Each entry in this listing needs to be written out again, word for word.

[SOURCE RECORDS — start]

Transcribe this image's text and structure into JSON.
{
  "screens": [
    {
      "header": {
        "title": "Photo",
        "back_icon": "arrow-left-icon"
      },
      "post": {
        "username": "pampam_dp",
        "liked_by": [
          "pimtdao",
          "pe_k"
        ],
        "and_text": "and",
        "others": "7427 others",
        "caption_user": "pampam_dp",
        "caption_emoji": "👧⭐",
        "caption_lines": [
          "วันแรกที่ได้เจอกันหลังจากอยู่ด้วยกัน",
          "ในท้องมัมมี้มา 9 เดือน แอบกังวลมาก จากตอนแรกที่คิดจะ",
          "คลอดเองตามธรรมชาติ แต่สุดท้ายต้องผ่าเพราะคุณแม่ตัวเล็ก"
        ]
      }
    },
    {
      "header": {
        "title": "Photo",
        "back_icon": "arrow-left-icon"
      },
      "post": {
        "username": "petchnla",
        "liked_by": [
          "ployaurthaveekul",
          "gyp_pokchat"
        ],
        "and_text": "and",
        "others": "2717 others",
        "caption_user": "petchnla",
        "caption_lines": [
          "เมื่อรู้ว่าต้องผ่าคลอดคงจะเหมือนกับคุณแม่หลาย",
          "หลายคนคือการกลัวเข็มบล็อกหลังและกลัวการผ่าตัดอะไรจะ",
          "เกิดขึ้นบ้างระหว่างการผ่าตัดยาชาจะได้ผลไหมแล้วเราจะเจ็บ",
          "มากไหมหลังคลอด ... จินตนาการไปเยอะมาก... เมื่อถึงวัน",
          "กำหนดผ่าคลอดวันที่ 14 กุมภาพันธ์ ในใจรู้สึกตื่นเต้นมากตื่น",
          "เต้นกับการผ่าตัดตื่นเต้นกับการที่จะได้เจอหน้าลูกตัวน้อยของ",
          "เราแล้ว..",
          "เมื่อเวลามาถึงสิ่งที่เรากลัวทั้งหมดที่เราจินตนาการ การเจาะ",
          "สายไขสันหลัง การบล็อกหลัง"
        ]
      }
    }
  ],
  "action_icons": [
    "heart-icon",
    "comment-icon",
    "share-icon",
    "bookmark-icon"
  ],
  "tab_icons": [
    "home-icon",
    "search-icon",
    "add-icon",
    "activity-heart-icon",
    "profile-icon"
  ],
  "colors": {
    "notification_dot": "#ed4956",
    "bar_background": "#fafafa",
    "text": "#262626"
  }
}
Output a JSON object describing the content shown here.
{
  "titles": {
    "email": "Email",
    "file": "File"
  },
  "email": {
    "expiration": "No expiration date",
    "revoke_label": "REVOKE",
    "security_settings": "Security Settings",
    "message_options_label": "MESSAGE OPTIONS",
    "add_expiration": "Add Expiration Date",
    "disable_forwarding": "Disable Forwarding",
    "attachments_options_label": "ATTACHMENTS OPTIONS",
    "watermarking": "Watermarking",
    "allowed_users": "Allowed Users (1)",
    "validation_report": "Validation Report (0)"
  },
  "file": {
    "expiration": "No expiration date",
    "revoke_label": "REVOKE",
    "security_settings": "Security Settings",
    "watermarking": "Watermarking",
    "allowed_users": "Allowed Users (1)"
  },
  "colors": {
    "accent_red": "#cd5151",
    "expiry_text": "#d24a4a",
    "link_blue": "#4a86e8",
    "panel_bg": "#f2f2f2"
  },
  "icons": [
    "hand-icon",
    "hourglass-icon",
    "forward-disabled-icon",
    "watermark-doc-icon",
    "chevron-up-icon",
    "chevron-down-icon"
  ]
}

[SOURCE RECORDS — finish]

_EXPECTED OUTPUT_:
Transcribe this image's text and structure into JSON.
{
  "screens": [
    {
      "header": {
        "title": "Photo",
        "back_icon": "arrow-left-icon"
      },
      "post": {
        "username": "pampam_dp",
        "liked_by": [
          "pimtdao",
          "pe_k"
        ],
        "and_text": "and",
        "others": "7427 others",
        "caption_user": "pampam_dp",
        "caption_emoji": "👧⭐",
        "caption_lines": [
          "วันแรกที่ได้เจอกันหลังจากอยู่ด้วยกัน",
          "ในท้องมัมมี้มา 9 เดือน แอบกังวลมาก จากตอนแรกที่คิดจะ",
          "คลอดเองตามธรรมชาติ แต่สุดท้ายต้องผ่าเพราะคุณแม่ตัวเล็ก"
        ]
      }
    },
    {
      "header": {
        "title": "Photo",
        "back_icon": "arrow-left-icon"
      },
      "post": {
        "username": "petchnla",
        "liked_by": [
          "ployaurthaveekul",
          "gyp_pokchat"
        ],
        "and_text": "and",
        "others": "2717 others",
        "caption_user": "petchnla",
        "caption_lines": [
          "เมื่อรู้ว่าต้องผ่าคลอดคงจะเหมือนกับคุณแม่หลาย",
          "หลายคนคือการกลัวเข็มบล็อกหลังและกลัวการผ่าตัดอะไรจะ",
          "เกิดขึ้นบ้างระหว่างการผ่าตัดยาชาจะได้ผลไหมแล้วเราจะเจ็บ",
          "มากไหมหลังคลอด ... จินตนาการไปเยอะมาก... เมื่อถึงวัน",
          "กำหนดผ่าคลอดวันที่ 14 กุมภาพันธ์ ในใจรู้สึกตื่นเต้นมากตื่น",
          "เต้นกับการผ่าตัดตื่นเต้นกับการที่จะได้เจอหน้าลูกตัวน้อยของ",
          "เราแล้ว..",
          "เมื่อเวลามาถึงสิ่งที่เรากลัวทั้งหมดที่เราจินตนาการ การเจาะ",
          "สายไขสันหลัง การบล็อกหลัง"
        ]
      }
    }
  ],
  "action_icons": [
    "heart-icon",
    "comment-icon",
    "share-icon",
    "bookmark-icon"
  ],
  "tab_icons": [
    "home-icon",
    "search-icon",
    "add-icon",
    "activity-heart-icon",
    "profile-icon"
  ],
  "colors": {
    "notification_dot": "#ed4956",
    "bar_background": "#fafafa",
    "text": "#262626"
  }
}
Output a JSON object describing the content shown here.
{
  "titles": {
    "email": "Email",
    "file": "File"
  },
  "email": {
    "expiration": "No expiration date",
    "revoke_label": "REVOKE",
    "security_settings": "Security Settings",
    "message_options_label": "MESSAGE OPTIONS",
    "add_expiration": "Add Expiration Date",
    "disable_forwarding": "Disable Forwarding",
    "attachments_options_label": "ATTACHMENTS OPTIONS",
    "watermarking": "Watermarking",
    "allowed_users": "Allowed Users (1)",
    "validation_report": "Validation Report (0)"
  },
  "file": {
    "expiration": "No expiration date",
    "revoke_label": "REVOKE",
    "security_settings": "Security Settings",
    "watermarking": "Watermarking",
    "allowed_users": "Allowed Users (1)"
  },
  "colors": {
    "accent_red": "#cd5151",
    "expiry_text": "#d24a4a",
    "link_blue": "#4a86e8",
    "panel_bg": "#f2f2f2"
  },
  "icons": [
    "hand-icon",
    "hourglass-icon",
    "forward-disabled-icon",
    "watermark-doc-icon",
    "chevron-up-icon",
    "chevron-down-icon"
  ]
}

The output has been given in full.